The New York Times is running (hah!) a story about the much touted Nike+ site, one of the best examples out there of what a lot of us have started to call the branded application. The Nike+ site is done all in Flash and is a rich Internet application that brings users together and gives them a great experience around running. It tracks the users runs (distance, time, etc) and let them compare with other people on the site. It brings users back to the web and also encourages them to buy Nike shoes. As the paper notes the combination of lots of shoes out there and the coolness of the site helped generate buzz for Nike. In the process sites like Nike+ are changing the advertising business.

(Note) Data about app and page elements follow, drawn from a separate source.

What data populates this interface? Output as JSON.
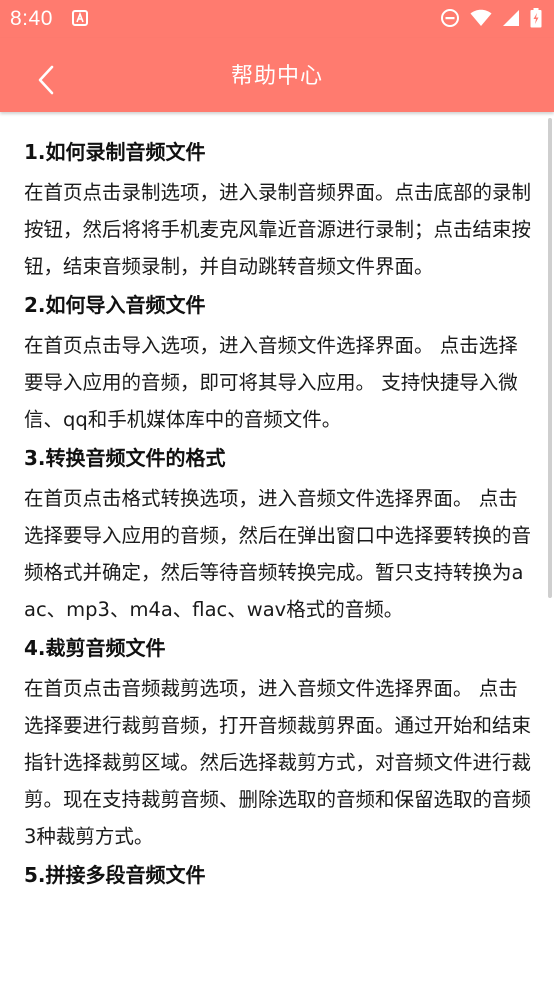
{
  "status_bar": {
    "time": "8:40",
    "colors": {
      "background": "#ff7b6f",
      "icon": "#ffffff"
    },
    "icons": [
      "notification-a-icon",
      "do-not-disturb-icon",
      "wifi-icon",
      "cell-signal-icon",
      "battery-charging-icon"
    ]
  },
  "app_bar": {
    "title": "帮助中心",
    "back_icon": "chevron-left-icon"
  },
  "sections": [
    {
      "title": "1.如何录制音频文件",
      "body": "在首页点击录制选项，进入录制音频界面。点击底部的录制按钮，然后将将手机麦克风靠近音源进行录制；点击结束按钮，结束音频录制，并自动跳转音频文件界面。"
    },
    {
      "title": "2.如何导入音频文件",
      "body": "在首页点击导入选项，进入音频文件选择界面。 点击选择要导入应用的音频，即可将其导入应用。 支持快捷导入微信、qq和手机媒体库中的音频文件。"
    },
    {
      "title": "3.转换音频文件的格式",
      "body": "在首页点击格式转换选项，进入音频文件选择界面。 点击选择要导入应用的音频，然后在弹出窗口中选择要转换的音频格式并确定，然后等待音频转换完成。暂只支持转换为aac、mp3、m4a、flac、wav格式的音频。"
    },
    {
      "title": "4.裁剪音频文件",
      "body": "在首页点击音频裁剪选项，进入音频文件选择界面。 点击选择要进行裁剪音频，打开音频裁剪界面。通过开始和结束指针选择裁剪区域。然后选择裁剪方式，对音频文件进行裁剪。现在支持裁剪音频、删除选取的音频和保留选取的音频3种裁剪方式。"
    },
    {
      "title": "5.拼接多段音频文件",
      "body": ""
    }
  ]
}
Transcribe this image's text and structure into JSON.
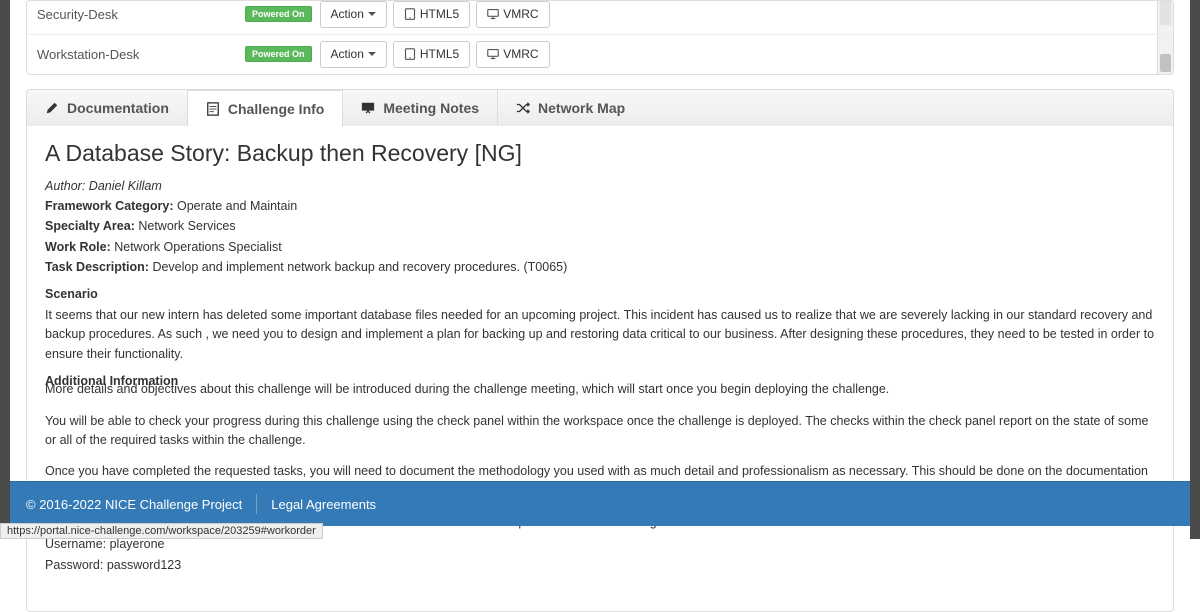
{
  "vms": [
    {
      "name": "Security-Desk",
      "status": "Powered On",
      "action": "Action",
      "html5": "HTML5",
      "vmrc": "VMRC"
    },
    {
      "name": "Workstation-Desk",
      "status": "Powered On",
      "action": "Action",
      "html5": "HTML5",
      "vmrc": "VMRC"
    }
  ],
  "tabs": {
    "doc": "Documentation",
    "challenge": "Challenge Info",
    "meeting": "Meeting Notes",
    "network": "Network Map"
  },
  "challenge": {
    "title": "A Database Story: Backup then Recovery [NG]",
    "author_label": "Author:",
    "author": "Daniel Killam",
    "framework_label": "Framework Category:",
    "framework": "Operate and Maintain",
    "specialty_label": "Specialty Area:",
    "specialty": "Network Services",
    "role_label": "Work Role:",
    "role": "Network Operations Specialist",
    "task_label": "Task Description:",
    "task": "Develop and implement network backup and recovery procedures. (T0065)",
    "scenario_head": "Scenario",
    "scenario": "It seems that our new intern has deleted some important database files needed for an upcoming project. This incident has caused us to realize that we are severely lacking in our standard recovery and backup procedures. As such , we need you to design and implement a plan for backing up and restoring data critical to our business. After designing these procedures, they need to be tested in order to ensure their functionality.",
    "addl_head": "Additional Information",
    "p1": "More details and objectives about this challenge will be introduced during the challenge meeting, which will start once you begin deploying the challenge.",
    "p2": "You will be able to check your progress during this challenge using the check panel within the workspace once the challenge is deployed. The checks within the check panel report on the state of some or all of the required tasks within the challenge.",
    "p3": "Once you have completed the requested tasks, you will need to document the methodology you used with as much detail and professionalism as necessary. This should be done on the documentation tab within the workspace once the challenge is deployed. Below the main documentation section be sure to include a tagged list of applications you used to complete the challenge.",
    "p4": "Your username/password to access all virtual machines and services within the workspace will be the following...",
    "user_line": "Username: playerone",
    "pass_line": "Password: password123"
  },
  "footer": {
    "copyright": "© 2016-2022 NICE Challenge Project",
    "legal": "Legal Agreements"
  },
  "statusbar": "https://portal.nice-challenge.com/workspace/203259#workorder"
}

When the mainstream media picks something like this up, I get pretty happy. It is yet another example of how RIAs are totally changing the game in a number of areas. It may sound grandiose or arrogant, but the NYT gives some great numbers. The 25 biggest ad-spending companies cut their spending last year in traditional media by $767 million and in the first half of this year decreased their overall media spending by an additional 3 percent, $446 million. So where is the money going? Nike increased it's nonmedia spending by 33% to $457.9 million, doubling it's media spending of $220.5 over the same period.

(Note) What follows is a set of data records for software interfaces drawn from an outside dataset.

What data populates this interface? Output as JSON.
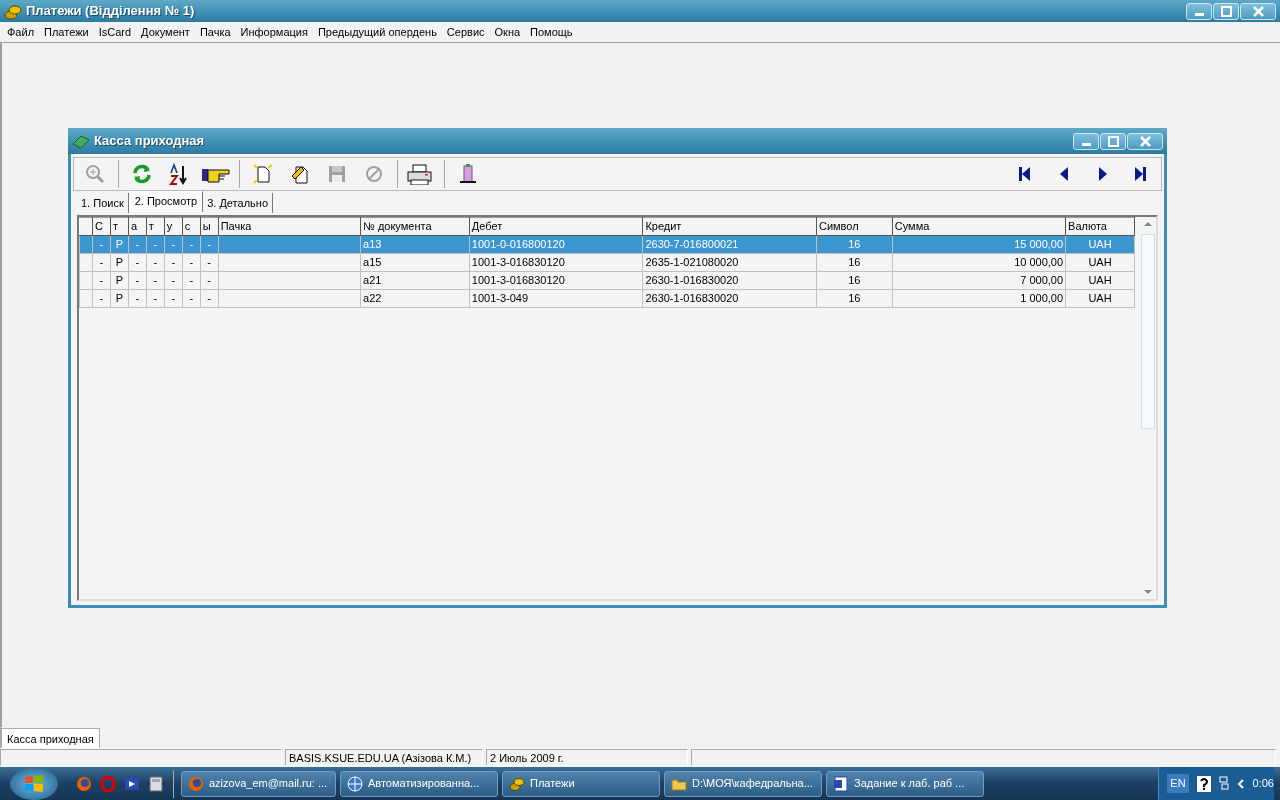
{
  "app": {
    "title": "Платежи (Відділення № 1)"
  },
  "menu": [
    "Файл",
    "Платежи",
    "IsCard",
    "Документ",
    "Пачка",
    "Информация",
    "Предыдущий опердень",
    "Сервис",
    "Окна",
    "Помощь"
  ],
  "child_window": {
    "title": "Касса приходная",
    "toolbar": [
      {
        "kind": "zoom",
        "disabled": true
      },
      {
        "kind": "sep"
      },
      {
        "kind": "refresh",
        "disabled": false
      },
      {
        "kind": "sort",
        "disabled": false
      },
      {
        "kind": "hand",
        "disabled": false
      },
      {
        "kind": "sep"
      },
      {
        "kind": "new",
        "disabled": false
      },
      {
        "kind": "edit",
        "disabled": false
      },
      {
        "kind": "save",
        "disabled": true
      },
      {
        "kind": "cancel",
        "disabled": true
      },
      {
        "kind": "sep"
      },
      {
        "kind": "print",
        "disabled": false
      },
      {
        "kind": "sep"
      },
      {
        "kind": "exit",
        "disabled": false
      }
    ],
    "tabs": [
      {
        "label": "1. Поиск",
        "selected": false
      },
      {
        "label": "2. Просмотр",
        "selected": true
      },
      {
        "label": "3. Детально",
        "selected": false
      }
    ],
    "table": {
      "columns": [
        "С",
        "т",
        "а",
        "т",
        "у",
        "с",
        "ы",
        "Пачка",
        "№ документа",
        "Дебет",
        "Кредит",
        "Символ",
        "Сумма",
        "Валюта"
      ],
      "rows": [
        {
          "selected": true,
          "cells": [
            "-",
            "Р",
            "-",
            "-",
            "-",
            "-",
            "-",
            "",
            "a13",
            "1001-0-016800120",
            "2630-7-016800021",
            "16",
            "15 000,00",
            "UAH"
          ]
        },
        {
          "selected": false,
          "cells": [
            "-",
            "Р",
            "-",
            "-",
            "-",
            "-",
            "-",
            "",
            "a15",
            "1001-3-016830120",
            "2635-1-021080020",
            "16",
            "10 000,00",
            "UAH"
          ]
        },
        {
          "selected": false,
          "cells": [
            "-",
            "Р",
            "-",
            "-",
            "-",
            "-",
            "-",
            "",
            "a21",
            "1001-3-016830120",
            "2630-1-016830020",
            "16",
            "7 000,00",
            "UAH"
          ]
        },
        {
          "selected": false,
          "cells": [
            "-",
            "Р",
            "-",
            "-",
            "-",
            "-",
            "-",
            "",
            "a22",
            "1001-3-049",
            "2630-1-016830020",
            "16",
            "1 000,00",
            "UAH"
          ]
        }
      ]
    }
  },
  "window_tabs": [
    "Касса приходная"
  ],
  "status_bar": [
    "BASIS.KSUE.EDU.UA (Азізова К.М.)",
    "2 Июль 2009 г."
  ],
  "taskbar": {
    "tasks": [
      "azizova_em@mail.ru: ...",
      "Автоматизированна...",
      "Платежи",
      "D:\\МОЯ\\кафедральна...",
      "Задание к лаб. раб ..."
    ],
    "language": "EN",
    "clock": "0:06"
  }
}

Traditional advertising doesn't work. People don't want to be preached at, they want to be engaged, which is exactly what the Nike+ site does. It's the perfect alignment of consumer and marketing interests which is why it's so successful. Other companies can and will follow suit. RIAs present a very, very powerful advertising platform if used correctly.

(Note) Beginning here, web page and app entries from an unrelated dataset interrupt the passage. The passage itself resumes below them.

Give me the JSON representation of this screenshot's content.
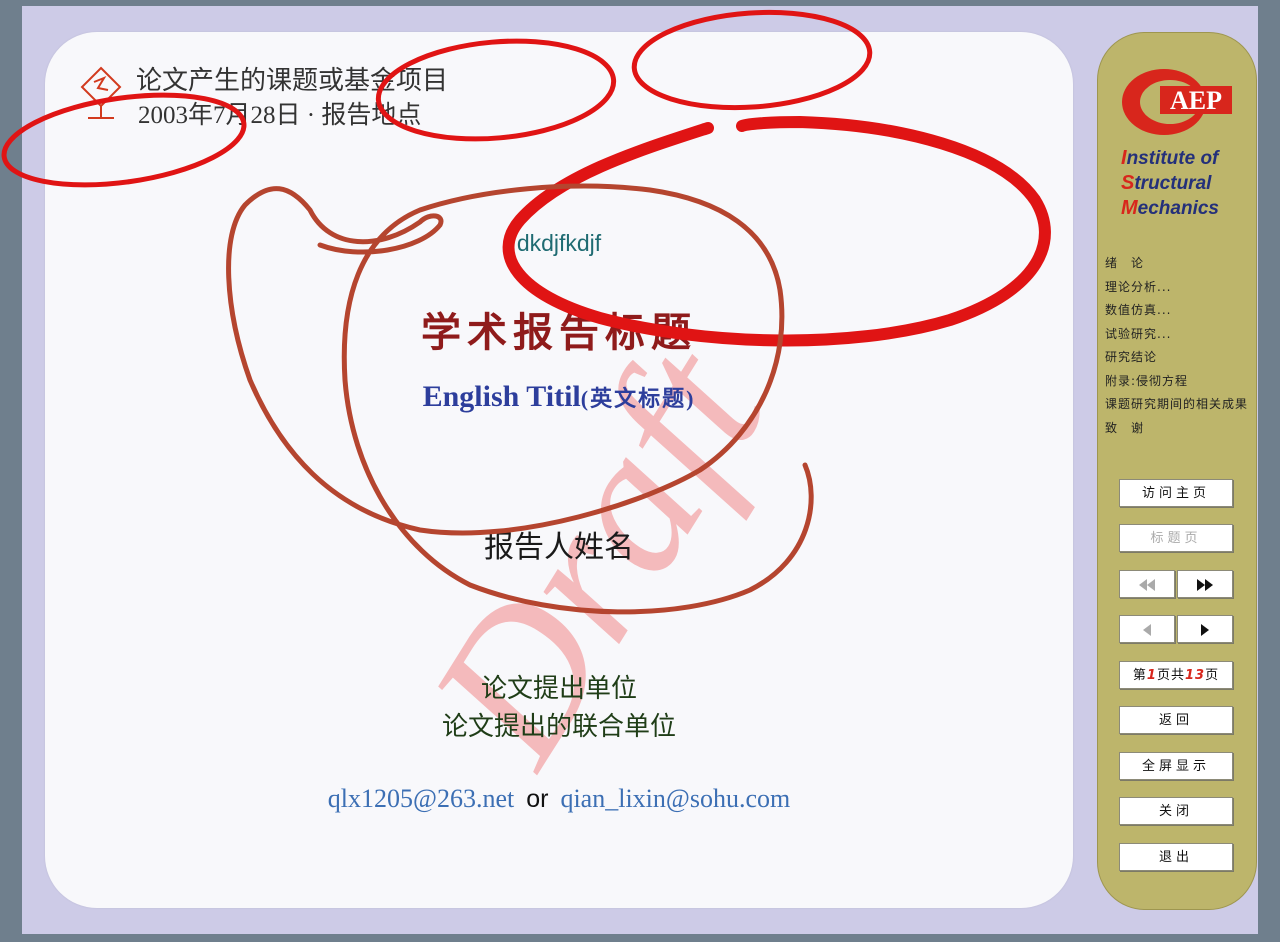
{
  "header": {
    "topic": "论文产生的课题或基金项目",
    "date_location": "2003年7月28日 · 报告地点"
  },
  "slide": {
    "subtitle_text": "dkdjfkdjf",
    "main_title": "学术报告标题",
    "english_title": "English Titil",
    "english_title_cn": "(英文标题)",
    "reporter": "报告人姓名",
    "institution_1": "论文提出单位",
    "institution_2": "论文提出的联合单位",
    "email_1": "qlx1205@263.net",
    "email_or": "or",
    "email_2": "qian_lixin@sohu.com",
    "watermark": "Draft"
  },
  "sidebar": {
    "logo_text": "AEP",
    "institute_lines": [
      {
        "cap": "I",
        "rest": "nstitute of"
      },
      {
        "cap": "S",
        "rest": "tructural"
      },
      {
        "cap": "M",
        "rest": "echanics"
      }
    ],
    "toc": [
      "绪　论",
      "理论分析...",
      "数值仿真...",
      "试验研究...",
      "研究结论",
      "附录:侵彻方程",
      "课题研究期间的相关成果",
      "致　谢"
    ],
    "buttons": {
      "home": "访问主页",
      "title_page": "标题页",
      "back": "返回",
      "fullscreen": "全屏显示",
      "close": "关闭",
      "quit": "退出"
    },
    "pager": {
      "prefix": "第",
      "current": "1",
      "middle": "页共",
      "total": "13",
      "suffix": "页"
    }
  },
  "colors": {
    "slide_bg": "#f8f8fb",
    "frame_bg": "#cdcbe7",
    "sidebar_bg": "#bdb56b",
    "annotation_red": "#e01414",
    "annotation_brown": "#b5452f",
    "title_red": "#8f1b1b",
    "english_blue": "#2d3e9c"
  },
  "icons": [
    "road-sign-icon",
    "rewind-icon",
    "fast-forward-icon",
    "prev-triangle-icon",
    "next-triangle-icon"
  ]
}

Phil Butler touches on some of the same topics. It seems like we're all talking the same thing just not using the same language. But there's definitely a big trend here.